* Data to use
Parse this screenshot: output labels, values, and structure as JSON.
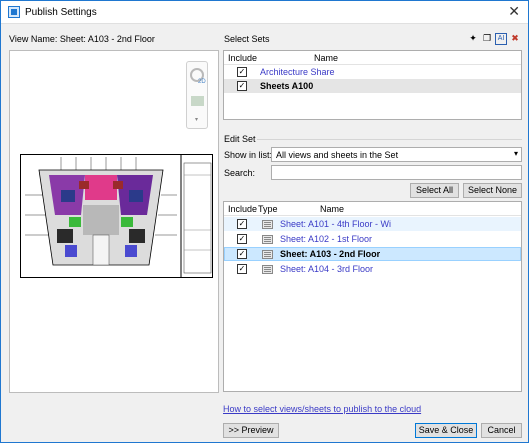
{
  "window": {
    "title": "Publish Settings",
    "close_glyph": "✕"
  },
  "preview": {
    "view_name": "View Name: Sheet: A103 - 2nd Floor",
    "navwheel_label": "2D"
  },
  "select_sets": {
    "label": "Select Sets",
    "columns": {
      "include": "Include",
      "name": "Name"
    },
    "rows": [
      {
        "checked": true,
        "name": "Architecture Share",
        "style": "link"
      },
      {
        "checked": true,
        "name": "Sheets A100",
        "style": "bold"
      }
    ],
    "toolbar_icons": [
      "new-set-icon",
      "duplicate-set-icon",
      "rename-set-icon",
      "delete-set-icon"
    ]
  },
  "edit_set": {
    "label": "Edit Set",
    "show_in_list_label": "Show in list:",
    "show_in_list_value": "All views and sheets in the Set",
    "search_label": "Search:",
    "search_value": "",
    "select_all": "Select All",
    "select_none": "Select None",
    "columns": {
      "include": "Include",
      "type": "Type",
      "name": "Name"
    },
    "rows": [
      {
        "checked": true,
        "name": "Sheet: A101 - 4th Floor - Wi",
        "style": "link"
      },
      {
        "checked": true,
        "name": "Sheet: A102 - 1st Floor",
        "style": "link"
      },
      {
        "checked": true,
        "name": "Sheet: A103 - 2nd Floor",
        "style": "bold"
      },
      {
        "checked": true,
        "name": "Sheet: A104 - 3rd Floor",
        "style": "link"
      }
    ]
  },
  "footer": {
    "help_link": "How to select views/sheets to publish to the cloud",
    "preview_button": ">> Preview",
    "save_close": "Save & Close",
    "cancel": "Cancel"
  },
  "colors": {
    "accent": "#0078d7",
    "link": "#3a3ac6",
    "selected_row": "#cce8ff"
  }
}
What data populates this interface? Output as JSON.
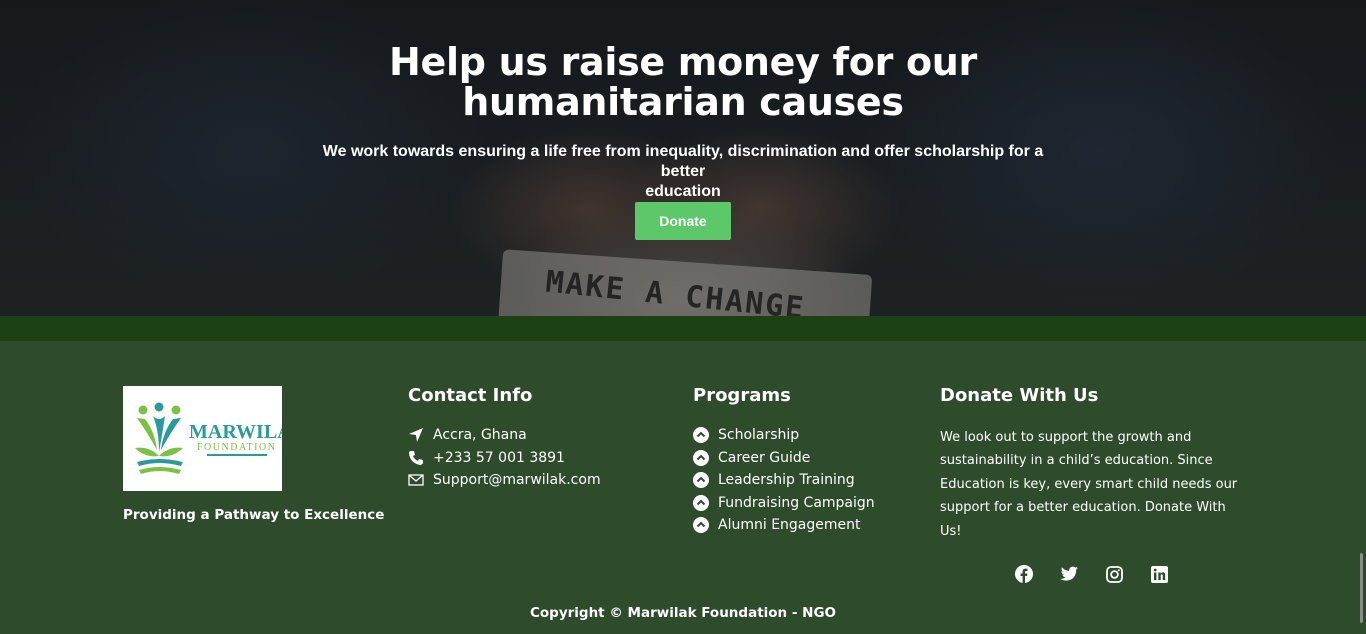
{
  "hero": {
    "title_line1": "Help us raise money for our",
    "title_line2": "humanitarian causes",
    "subtitle_line1": "We work towards ensuring a life free from inequality, discrimination and offer scholarship for a better",
    "subtitle_line2": "education",
    "donate_label": "Donate",
    "photo_note_text": "MAKE A CHANGE"
  },
  "footer": {
    "logo": {
      "name": "MARWILAK",
      "sub": "FOUNDATION"
    },
    "tagline": "Providing a Pathway to Excellence",
    "contact": {
      "title": "Contact Info",
      "items": [
        {
          "icon": "location-arrow-icon",
          "text": "Accra, Ghana"
        },
        {
          "icon": "phone-icon",
          "text": "+233 57 001 3891"
        },
        {
          "icon": "envelope-icon",
          "text": "Support@marwilak.com"
        }
      ]
    },
    "programs": {
      "title": "Programs",
      "items": [
        {
          "icon": "chevron-up-circle-icon",
          "text": "Scholarship"
        },
        {
          "icon": "chevron-up-circle-icon",
          "text": "Career Guide"
        },
        {
          "icon": "chevron-up-circle-icon",
          "text": "Leadership Training"
        },
        {
          "icon": "chevron-up-circle-icon",
          "text": "Fundraising Campaign"
        },
        {
          "icon": "chevron-up-circle-icon",
          "text": "Alumni Engagement"
        }
      ]
    },
    "donate": {
      "title": "Donate With Us",
      "text": "We look out to support the growth and sustainability in a child’s education. Since Education is key, every smart child needs our support for a better education. Donate With Us!"
    },
    "socials": [
      "facebook-icon",
      "twitter-icon",
      "instagram-icon",
      "linkedin-icon"
    ],
    "copyright": "Copyright © Marwilak Foundation - NGO"
  },
  "colors": {
    "footer_bg": "#2e4b2c",
    "band": "#1c4213",
    "button": "#5dc86a",
    "logo_teal": "#2a9a9a",
    "logo_green": "#7cc242"
  }
}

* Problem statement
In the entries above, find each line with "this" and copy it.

* Task output
Parse this screenshot: output labels, values, and structure as JSON.
What data populates this interface? Output as JSON.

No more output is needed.